**WHAT TO PRODUCE**: Make an exact copy of all the records.

Records excerpted from a collection

----

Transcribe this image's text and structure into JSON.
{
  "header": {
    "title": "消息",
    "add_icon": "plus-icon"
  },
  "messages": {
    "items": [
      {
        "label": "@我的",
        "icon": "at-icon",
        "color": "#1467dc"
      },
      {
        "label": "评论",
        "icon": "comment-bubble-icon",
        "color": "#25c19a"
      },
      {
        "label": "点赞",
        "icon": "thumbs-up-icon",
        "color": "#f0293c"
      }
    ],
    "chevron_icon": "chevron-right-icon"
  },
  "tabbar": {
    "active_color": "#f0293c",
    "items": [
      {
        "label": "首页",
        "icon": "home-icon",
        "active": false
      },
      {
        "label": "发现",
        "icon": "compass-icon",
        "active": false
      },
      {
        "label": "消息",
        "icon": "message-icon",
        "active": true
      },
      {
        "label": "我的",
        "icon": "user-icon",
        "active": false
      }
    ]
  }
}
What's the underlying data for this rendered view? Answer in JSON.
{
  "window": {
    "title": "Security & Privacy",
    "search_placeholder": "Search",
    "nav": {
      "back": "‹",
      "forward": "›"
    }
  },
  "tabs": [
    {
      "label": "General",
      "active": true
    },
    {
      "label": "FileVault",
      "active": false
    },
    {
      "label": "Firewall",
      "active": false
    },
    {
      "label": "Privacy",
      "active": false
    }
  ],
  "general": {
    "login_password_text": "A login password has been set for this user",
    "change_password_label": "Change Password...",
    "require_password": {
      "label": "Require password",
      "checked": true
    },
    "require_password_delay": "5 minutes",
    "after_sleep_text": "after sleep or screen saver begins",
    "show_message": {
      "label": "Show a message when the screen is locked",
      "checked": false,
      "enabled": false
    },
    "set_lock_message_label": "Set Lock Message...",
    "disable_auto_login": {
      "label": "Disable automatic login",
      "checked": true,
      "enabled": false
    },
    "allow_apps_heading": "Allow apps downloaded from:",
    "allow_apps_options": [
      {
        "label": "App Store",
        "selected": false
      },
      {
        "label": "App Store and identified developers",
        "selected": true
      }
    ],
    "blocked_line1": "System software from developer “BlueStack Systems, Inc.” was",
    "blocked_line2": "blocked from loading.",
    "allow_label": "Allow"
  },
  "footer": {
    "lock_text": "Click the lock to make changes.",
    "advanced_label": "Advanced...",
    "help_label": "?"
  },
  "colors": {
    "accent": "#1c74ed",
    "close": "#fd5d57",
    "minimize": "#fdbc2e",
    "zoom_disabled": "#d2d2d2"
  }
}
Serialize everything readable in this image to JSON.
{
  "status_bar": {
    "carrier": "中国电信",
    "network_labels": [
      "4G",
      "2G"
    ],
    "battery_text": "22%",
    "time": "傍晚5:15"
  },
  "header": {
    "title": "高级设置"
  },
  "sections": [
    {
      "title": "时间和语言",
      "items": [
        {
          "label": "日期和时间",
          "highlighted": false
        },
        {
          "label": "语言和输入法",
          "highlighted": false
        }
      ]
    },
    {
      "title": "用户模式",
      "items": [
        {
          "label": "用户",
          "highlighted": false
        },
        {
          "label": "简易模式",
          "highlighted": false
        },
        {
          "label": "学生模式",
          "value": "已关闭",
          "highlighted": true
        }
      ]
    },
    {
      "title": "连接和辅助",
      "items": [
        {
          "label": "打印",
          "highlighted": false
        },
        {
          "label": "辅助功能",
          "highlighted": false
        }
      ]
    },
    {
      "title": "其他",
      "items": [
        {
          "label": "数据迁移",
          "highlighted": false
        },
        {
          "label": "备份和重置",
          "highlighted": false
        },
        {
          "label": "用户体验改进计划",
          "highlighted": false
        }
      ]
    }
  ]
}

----

**WRITTEN SOLUTION**:
Transcribe this image's text and structure into JSON.
{
  "header": {
    "title": "消息",
    "add_icon": "plus-icon"
  },
  "messages": {
    "items": [
      {
        "label": "@我的",
        "icon": "at-icon",
        "color": "#1467dc"
      },
      {
        "label": "评论",
        "icon": "comment-bubble-icon",
        "color": "#25c19a"
      },
      {
        "label": "点赞",
        "icon": "thumbs-up-icon",
        "color": "#f0293c"
      }
    ],
    "chevron_icon": "chevron-right-icon"
  },
  "tabbar": {
    "active_color": "#f0293c",
    "items": [
      {
        "label": "首页",
        "icon": "home-icon",
        "active": false
      },
      {
        "label": "发现",
        "icon": "compass-icon",
        "active": false
      },
      {
        "label": "消息",
        "icon": "message-icon",
        "active": true
      },
      {
        "label": "我的",
        "icon": "user-icon",
        "active": false
      }
    ]
  }
}
What's the underlying data for this rendered view? Answer in JSON.
{
  "window": {
    "title": "Security & Privacy",
    "search_placeholder": "Search",
    "nav": {
      "back": "‹",
      "forward": "›"
    }
  },
  "tabs": [
    {
      "label": "General",
      "active": true
    },
    {
      "label": "FileVault",
      "active": false
    },
    {
      "label": "Firewall",
      "active": false
    },
    {
      "label": "Privacy",
      "active": false
    }
  ],
  "general": {
    "login_password_text": "A login password has been set for this user",
    "change_password_label": "Change Password...",
    "require_password": {
      "label": "Require password",
      "checked": true
    },
    "require_password_delay": "5 minutes",
    "after_sleep_text": "after sleep or screen saver begins",
    "show_message": {
      "label": "Show a message when the screen is locked",
      "checked": false,
      "enabled": false
    },
    "set_lock_message_label": "Set Lock Message...",
    "disable_auto_login": {
      "label": "Disable automatic login",
      "checked": true,
      "enabled": false
    },
    "allow_apps_heading": "Allow apps downloaded from:",
    "allow_apps_options": [
      {
        "label": "App Store",
        "selected": false
      },
      {
        "label": "App Store and identified developers",
        "selected": true
      }
    ],
    "blocked_line1": "System software from developer “BlueStack Systems, Inc.” was",
    "blocked_line2": "blocked from loading.",
    "allow_label": "Allow"
  },
  "footer": {
    "lock_text": "Click the lock to make changes.",
    "advanced_label": "Advanced...",
    "help_label": "?"
  },
  "colors": {
    "accent": "#1c74ed",
    "close": "#fd5d57",
    "minimize": "#fdbc2e",
    "zoom_disabled": "#d2d2d2"
  }
}
Serialize everything readable in this image to JSON.
{
  "status_bar": {
    "carrier": "中国电信",
    "network_labels": [
      "4G",
      "2G"
    ],
    "battery_text": "22%",
    "time": "傍晚5:15"
  },
  "header": {
    "title": "高级设置"
  },
  "sections": [
    {
      "title": "时间和语言",
      "items": [
        {
          "label": "日期和时间",
          "highlighted": false
        },
        {
          "label": "语言和输入法",
          "highlighted": false
        }
      ]
    },
    {
      "title": "用户模式",
      "items": [
        {
          "label": "用户",
          "highlighted": false
        },
        {
          "label": "简易模式",
          "highlighted": false
        },
        {
          "label": "学生模式",
          "value": "已关闭",
          "highlighted": true
        }
      ]
    },
    {
      "title": "连接和辅助",
      "items": [
        {
          "label": "打印",
          "highlighted": false
        },
        {
          "label": "辅助功能",
          "highlighted": false
        }
      ]
    },
    {
      "title": "其他",
      "items": [
        {
          "label": "数据迁移",
          "highlighted": false
        },
        {
          "label": "备份和重置",
          "highlighted": false
        },
        {
          "label": "用户体验改进计划",
          "highlighted": false
        }
      ]
    }
  ]
}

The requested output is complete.